Four UC Merced graduate students expanded their curriculum vitae after publishing essays in a book that builds on Orientalism, an idea from literary and culture critic Edward Said, who was critical of the way Western countries viewed the East.
The book, "One World Periphery Reads the Other: Knowing the 'Oriental' in the Americas and the Iberian Peninsula," was edited by UC Merced Professor Ignacio López-Calvo . Cambridge Scholars Publishing released the 405-page book in January. It's also been published as an e-book.
The students read their essays at a UC Merced conference about Orientalism organized by López-Calvo last year. The international conference, "East Reads West; West Reads East: The Near and Far East in the Western World," was the second conference on Orientalism he planned. A third conference, organized with Professor Cristián H. Ricci and Professor Kevin Fellezs , is scheduled for April 2011.

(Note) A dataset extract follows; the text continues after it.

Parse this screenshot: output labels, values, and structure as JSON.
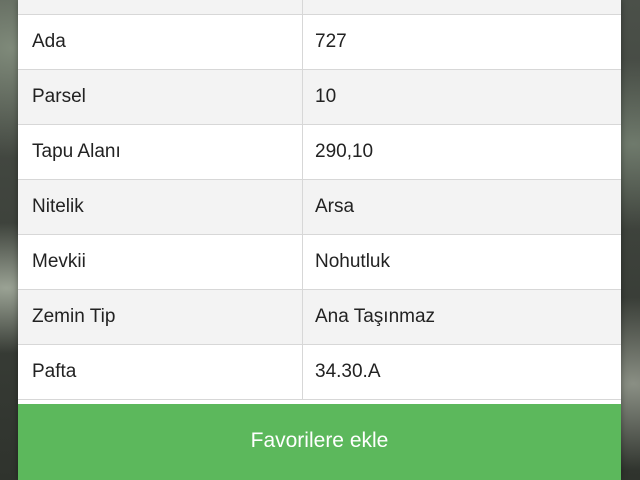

The UC Merced doctoral students published in the book are:
Said, in his seminal study, argued that Western culture created an inaccurate, romanticized and all-encompassing depiction of the Orient. The interpretation helped Western imperialists justify conquering countries. The study of Orientalism has mainly focused on the attitudes from the French, English and German perspectives.

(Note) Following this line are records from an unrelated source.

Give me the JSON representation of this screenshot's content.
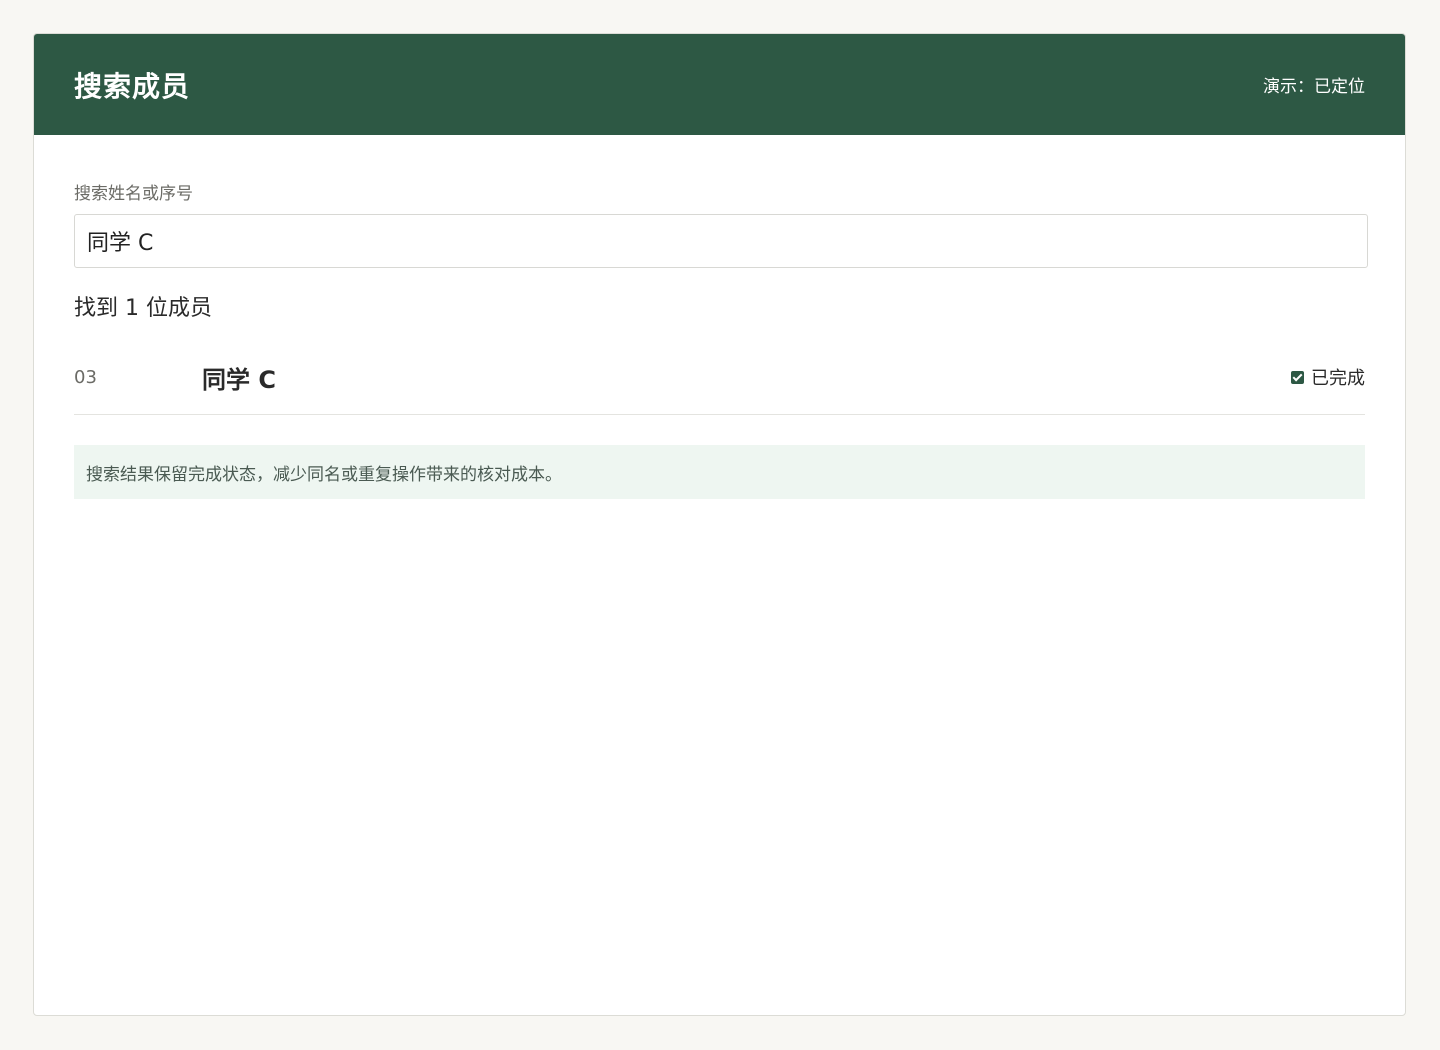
{
  "header": {
    "title": "搜索成员",
    "demo_status": "演示：已定位"
  },
  "search": {
    "label": "搜索姓名或序号",
    "value": "同学 C"
  },
  "results": {
    "count_text": "找到 1 位成员",
    "members": [
      {
        "index": "03",
        "name": "同学 C",
        "status": "已完成",
        "completed": true
      }
    ]
  },
  "note": {
    "text": "搜索结果保留完成状态，减少同名或重复操作带来的核对成本。"
  },
  "colors": {
    "header_bg": "#2d5844",
    "note_bg": "#eef6f1",
    "page_bg": "#f8f7f3"
  }
}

López-Calvo wanted to take Said's ideas and see how they can be applied to countries in Latin America and the Iberian Peninsula, where the stereotypes toward the East haven't been studied as deeply. Essays in the book focus on philosophy, literature, music, film, painting, mass media and advertising.

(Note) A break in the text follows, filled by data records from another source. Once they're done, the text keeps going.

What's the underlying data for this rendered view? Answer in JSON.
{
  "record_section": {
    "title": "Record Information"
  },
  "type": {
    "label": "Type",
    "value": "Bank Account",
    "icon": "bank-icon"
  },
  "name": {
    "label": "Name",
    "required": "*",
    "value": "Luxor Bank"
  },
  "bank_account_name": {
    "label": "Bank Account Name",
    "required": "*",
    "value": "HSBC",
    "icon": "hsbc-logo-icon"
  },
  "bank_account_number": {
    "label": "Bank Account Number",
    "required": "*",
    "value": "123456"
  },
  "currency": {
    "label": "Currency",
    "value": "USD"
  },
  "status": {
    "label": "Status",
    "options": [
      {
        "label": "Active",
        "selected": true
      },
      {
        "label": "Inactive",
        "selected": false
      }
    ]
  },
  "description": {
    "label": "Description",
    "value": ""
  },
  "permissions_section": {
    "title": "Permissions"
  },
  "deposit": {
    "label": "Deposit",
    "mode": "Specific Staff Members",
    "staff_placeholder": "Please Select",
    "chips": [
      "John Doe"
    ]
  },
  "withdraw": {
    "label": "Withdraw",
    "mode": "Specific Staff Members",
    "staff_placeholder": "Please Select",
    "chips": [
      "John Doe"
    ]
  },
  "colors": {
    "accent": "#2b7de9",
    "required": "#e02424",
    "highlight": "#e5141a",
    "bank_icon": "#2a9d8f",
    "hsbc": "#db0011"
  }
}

Malgorzata Skorek, a doctoral student in social and cognitive sciences, saw a poster seeking entries and decided to submit a paper because she liked the idea of comparing the West and East.
She wrote a paper titled "Portrayal of Asian Americans in U.S. magazine advertisements," which analyzed 620 ads in Men's Health, Women's Health, CIO, Popular Science and Maximum PC.
Skorek found that "Asian Americans were overrepresented in magazines focusing on business, science and technology and predominantly found in advertisements of personal and office electronics." Such portrayals can be harmful to Asian Americans by buttonholing them into particular roles and reinforcing stereotypes, she wrote.
Beyond expanding her curriculum vitae, Skorek said the conference was great for networking across disciplines.
"Once you meet faculty and other students, there are always opportunities to collaborate," she explained. "There's a good chance you could work with them later on."